# [WHAT IS BEING ASKED]
Copy out every entry that follows, without a single picture.

(Data extracted from a collection)

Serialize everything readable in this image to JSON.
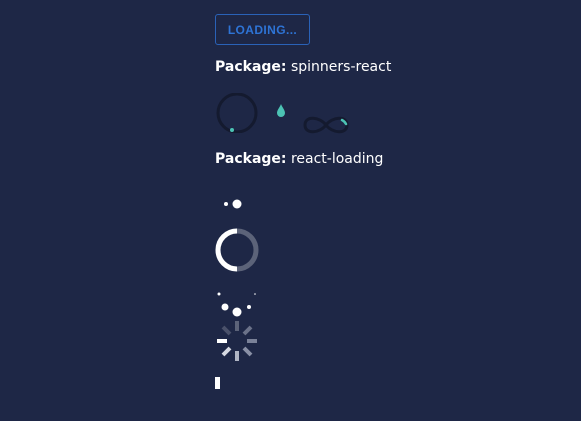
{
  "button": {
    "label": "LOADING..."
  },
  "packages": [
    {
      "label": "Package:",
      "name": "spinners-react"
    },
    {
      "label": "Package:",
      "name": "react-loading"
    }
  ],
  "colors": {
    "background": "#1e2746",
    "button_border": "#2a62b8",
    "button_text": "#2e74d6",
    "spinner_dark": "#141a2f",
    "spinner_accent": "#4cc3b4",
    "loader_white": "#ffffff",
    "loader_gray": "#5c6379"
  },
  "icons": {
    "spinners_react": [
      "circular-spinner-icon",
      "droplet-spinner-icon",
      "infinity-spinner-icon"
    ],
    "react_loading": [
      "bubbles-loader-icon",
      "spin-loader-icon",
      "spinning-bubbles-loader-icon",
      "spokes-loader-icon",
      "bars-loader-icon"
    ]
  }
}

# [SOLVED EXERCISE]
Serialize everything readable in this image to JSON.
{
  "button": {
    "label": "LOADING..."
  },
  "packages": [
    {
      "label": "Package:",
      "name": "spinners-react"
    },
    {
      "label": "Package:",
      "name": "react-loading"
    }
  ],
  "colors": {
    "background": "#1e2746",
    "button_border": "#2a62b8",
    "button_text": "#2e74d6",
    "spinner_dark": "#141a2f",
    "spinner_accent": "#4cc3b4",
    "loader_white": "#ffffff",
    "loader_gray": "#5c6379"
  },
  "icons": {
    "spinners_react": [
      "circular-spinner-icon",
      "droplet-spinner-icon",
      "infinity-spinner-icon"
    ],
    "react_loading": [
      "bubbles-loader-icon",
      "spin-loader-icon",
      "spinning-bubbles-loader-icon",
      "spokes-loader-icon",
      "bars-loader-icon"
    ]
  }
}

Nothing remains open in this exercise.